Professor Lydia Bleasdale has just published her new edited book: How to Offer Effective Wellbeing Support to Law Students. It will be launched on Thursday 11 July 2024 at the Liberty Building.

The Introduction of How to Offer Effective Wellbeing Support to Law Students pays homage to the personal tutor assigned to Professor Bleasdale when she was a struggling and unhappy Law student at Leeds. That tutor, the wonderful Professor Nick Taylor, became the reason she completed her degree, and her personal anecdotes underscore how vitally important effective student support is to each individual student.

The book's mission is to give insights into how to ‘proactively support students, in combination with professional services colleagues, within the classroom, on campus and online, and within the broader curriculum.’ It views student support as not just something that is applied after something ‘goes wrong’, but rather something that should be integrated within inclusive teaching and assessment.

Professor Bleasdale has worked with contributors ranging across the student support landscape (at the University of Leeds as well as at other institutions), including student support officers and academics at all stages of their careers, ensuring that the book has a variety of voices and opinions.

Within the text, student support is viewed through the lens of race, gender, disability, age, and class, as well as considering the intersecting identities a student may have, such as: ‘home’ or ‘international’ student; student-carer, commuter-student, student-worker, and other underrepresented or minoritised identities.

Contributor Associate Professor Rachael O’Connor says:

It is vital that we acknowledge and celebrate the intersectional identities of staff and students in higher education, which this book absolutely does. There really is no “one size fits all” when it comes to supporting law students (or any students!) which makes it a very difficult topic to give concrete guidance on. However, through its diverse representation of authors, topics and under-represented identities, this book does a fantastic job of encouraging people working with law students to question their current approaches, to be more reflective and to think more inclusively and meaningfully about the support they provide.

Associate Professor in Legal Education and University Lead for Personal Tutoring

There is also an insistence that those providing the support know the ‘limits of [their] role and abilities’. Student support is described as a ‘village’, and she dedicates a chapter to interviewing the (multi-award winning) School of Law Student Support Team so that academics can learn from their experiences in supporting students.

Contributor Max Broady says:

When it comes to student support, there are already robust policies and structures in place within the University. It's important to include the relevant professional services when handling student support cases. We can help with advice on specific cases, refer APTs to the correct procedure, or signpost to other services. Academics do not need to deal with this alone.

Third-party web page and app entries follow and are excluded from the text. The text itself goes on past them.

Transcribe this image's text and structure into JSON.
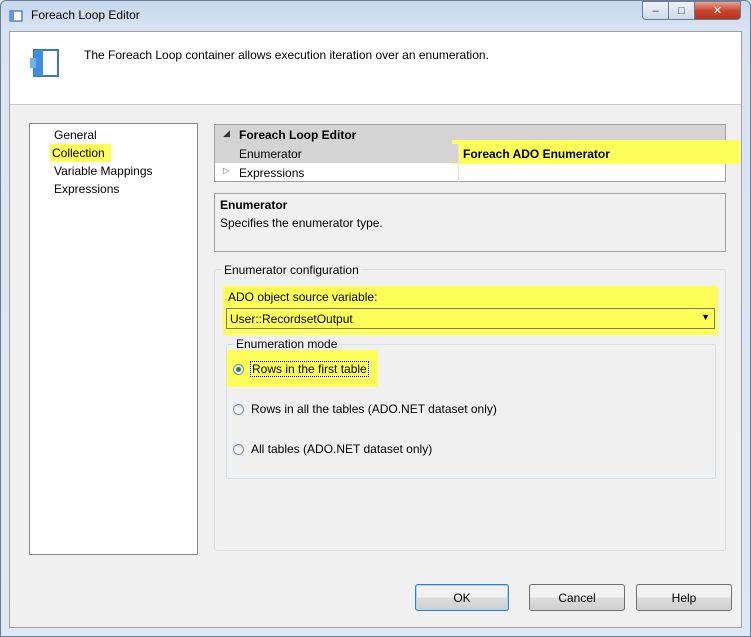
{
  "window": {
    "title": "Foreach Loop Editor"
  },
  "header": {
    "text": "The Foreach Loop container allows execution iteration over an enumeration."
  },
  "nav": {
    "items": [
      "General",
      "Collection",
      "Variable Mappings",
      "Expressions"
    ],
    "selected": "Collection"
  },
  "grid": {
    "category": "Foreach Loop Editor",
    "rows": [
      {
        "name": "Enumerator",
        "value": "Foreach ADO Enumerator"
      },
      {
        "name": "Expressions",
        "value": ""
      }
    ]
  },
  "description": {
    "title": "Enumerator",
    "text": "Specifies the enumerator type."
  },
  "config": {
    "legend": "Enumerator configuration",
    "ado_label": "ADO object source variable:",
    "ado_value": "User::RecordsetOutput",
    "mode_legend": "Enumeration mode",
    "modes": [
      {
        "label": "Rows in the first table",
        "selected": true
      },
      {
        "label": "Rows in all the tables (ADO.NET dataset only)",
        "selected": false
      },
      {
        "label": "All tables (ADO.NET dataset only)",
        "selected": false
      }
    ]
  },
  "buttons": {
    "ok": "OK",
    "cancel": "Cancel",
    "help": "Help"
  },
  "colors": {
    "highlight": "#ffff5a",
    "close_button": "#c9452f",
    "radio_checked": "#2e8b32"
  },
  "icons": {
    "app": "foreach-loop-icon",
    "header": "foreach-loop-icon",
    "minimize": "minimize-icon",
    "maximize": "maximize-icon",
    "close": "close-icon",
    "dropdown": "chevron-down-icon"
  }
}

Student Support Manager for the Faculty of Social Sciences

Filled with insights, interviews, case studies, personal anecdotes, research, example scenarios, and contributions from some of the best-placed professionals in the field, the book will be a valuable companion for anyone seeking to develop their understanding of effective student support.

The launch is on Thursday 11 July at the School of Law.  A light lunch will be followed by a roundtable discussion with Professor Bleasdale and her authors, with plenty of opportunity for audience input.

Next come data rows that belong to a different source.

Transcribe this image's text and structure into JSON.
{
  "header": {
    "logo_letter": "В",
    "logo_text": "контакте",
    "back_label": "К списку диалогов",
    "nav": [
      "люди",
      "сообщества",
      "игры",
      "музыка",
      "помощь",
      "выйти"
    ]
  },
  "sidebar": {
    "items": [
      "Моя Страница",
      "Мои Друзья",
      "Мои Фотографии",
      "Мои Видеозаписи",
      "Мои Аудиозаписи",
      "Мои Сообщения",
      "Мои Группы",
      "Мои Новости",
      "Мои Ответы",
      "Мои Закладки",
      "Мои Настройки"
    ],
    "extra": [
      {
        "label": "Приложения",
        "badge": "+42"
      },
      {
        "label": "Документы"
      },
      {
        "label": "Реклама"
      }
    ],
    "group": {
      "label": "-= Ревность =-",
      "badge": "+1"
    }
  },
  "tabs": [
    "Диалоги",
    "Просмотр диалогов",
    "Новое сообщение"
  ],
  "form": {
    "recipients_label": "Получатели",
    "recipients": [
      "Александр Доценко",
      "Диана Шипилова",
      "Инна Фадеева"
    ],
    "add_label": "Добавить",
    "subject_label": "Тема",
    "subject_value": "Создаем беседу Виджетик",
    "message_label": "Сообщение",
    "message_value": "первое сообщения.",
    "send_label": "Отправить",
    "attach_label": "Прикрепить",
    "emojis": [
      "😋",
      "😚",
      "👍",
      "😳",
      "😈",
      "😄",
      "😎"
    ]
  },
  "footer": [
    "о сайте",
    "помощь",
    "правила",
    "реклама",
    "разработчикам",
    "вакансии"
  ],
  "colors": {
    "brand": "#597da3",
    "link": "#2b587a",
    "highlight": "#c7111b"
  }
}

Professor Bleasdale is a member of the Centre for Innovation and Research in Legal Education and recently organised the wildly successful Connections in Legal Education Fest.

She can be found on X/Twitter: @Parkendlydia